> _Task brief_
Your answer must be an exact copy of the data, without any pictures.

> _Stored dataset items_
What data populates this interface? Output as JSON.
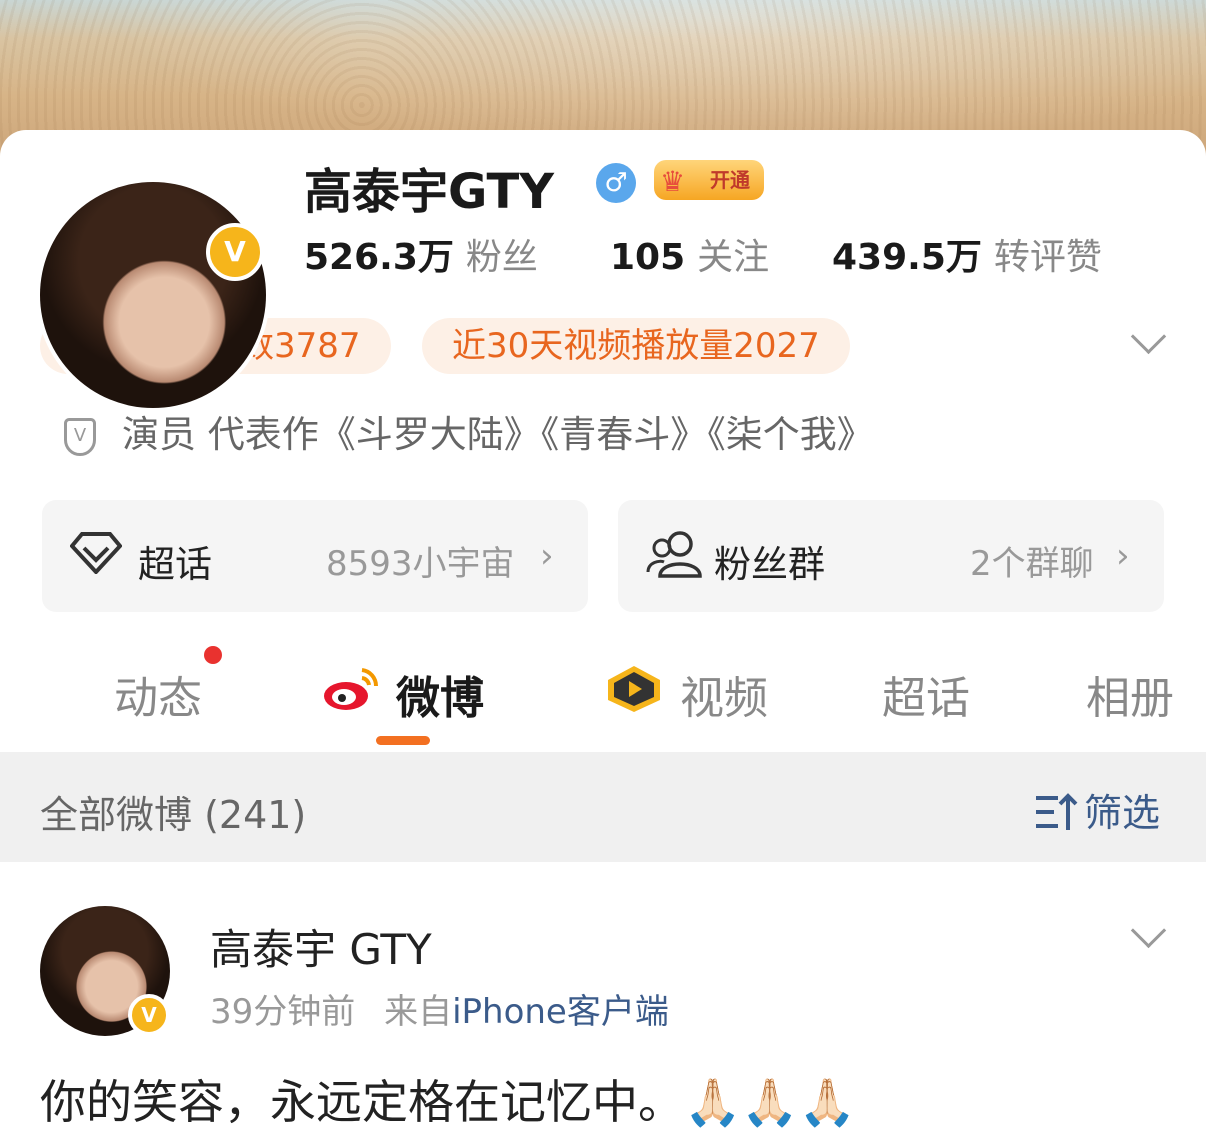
{
  "profile": {
    "name": "高泰宇GTY",
    "gender_symbol": "♂",
    "vip_label": "开通",
    "verified_badge": "V",
    "stats": [
      {
        "value": "526.3万",
        "label": "粉丝"
      },
      {
        "value": "105",
        "label": "关注"
      },
      {
        "value": "439.5万",
        "label": "转评赞"
      }
    ],
    "tags": [
      "本月互动人数3787",
      "近30天视频播放量2027"
    ],
    "bio": "演员 代表作《斗罗大陆》《青春斗》《柒个我》",
    "bio_icon": "V"
  },
  "cards": [
    {
      "icon": "diamond-icon",
      "title": "超话",
      "meta": "8593小宇宙",
      "chevron": "›"
    },
    {
      "icon": "group-icon",
      "title": "粉丝群",
      "meta": "2个群聊",
      "chevron": "›"
    }
  ],
  "tabs": [
    "动态",
    "微博",
    "视频",
    "超话",
    "相册"
  ],
  "active_tab": "微博",
  "filter": {
    "all_label": "全部微博 (241)",
    "filter_label": "筛选"
  },
  "post": {
    "author": "高泰宇 GTY",
    "time": "39分钟前",
    "source_prefix": "来自",
    "source": "iPhone客户端",
    "text": "你的笑容，永远定格在记忆中。🙏🏻🙏🏻🙏🏻"
  },
  "colors": {
    "accent": "#f37021",
    "tag_text": "#e8661f",
    "vip_gold": "#f6b51b",
    "link_blue": "#3b5b8a"
  }
}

> _Answer for the task_
What data populates this interface? Output as JSON.
{
  "profile": {
    "name": "高泰宇GTY",
    "gender_symbol": "♂",
    "vip_label": "开通",
    "verified_badge": "V",
    "stats": [
      {
        "value": "526.3万",
        "label": "粉丝"
      },
      {
        "value": "105",
        "label": "关注"
      },
      {
        "value": "439.5万",
        "label": "转评赞"
      }
    ],
    "tags": [
      "本月互动人数3787",
      "近30天视频播放量2027"
    ],
    "bio": "演员 代表作《斗罗大陆》《青春斗》《柒个我》",
    "bio_icon": "V"
  },
  "cards": [
    {
      "icon": "diamond-icon",
      "title": "超话",
      "meta": "8593小宇宙",
      "chevron": "›"
    },
    {
      "icon": "group-icon",
      "title": "粉丝群",
      "meta": "2个群聊",
      "chevron": "›"
    }
  ],
  "tabs": [
    "动态",
    "微博",
    "视频",
    "超话",
    "相册"
  ],
  "active_tab": "微博",
  "filter": {
    "all_label": "全部微博 (241)",
    "filter_label": "筛选"
  },
  "post": {
    "author": "高泰宇 GTY",
    "time": "39分钟前",
    "source_prefix": "来自",
    "source": "iPhone客户端",
    "text": "你的笑容，永远定格在记忆中。🙏🏻🙏🏻🙏🏻"
  },
  "colors": {
    "accent": "#f37021",
    "tag_text": "#e8661f",
    "vip_gold": "#f6b51b",
    "link_blue": "#3b5b8a"
  }
}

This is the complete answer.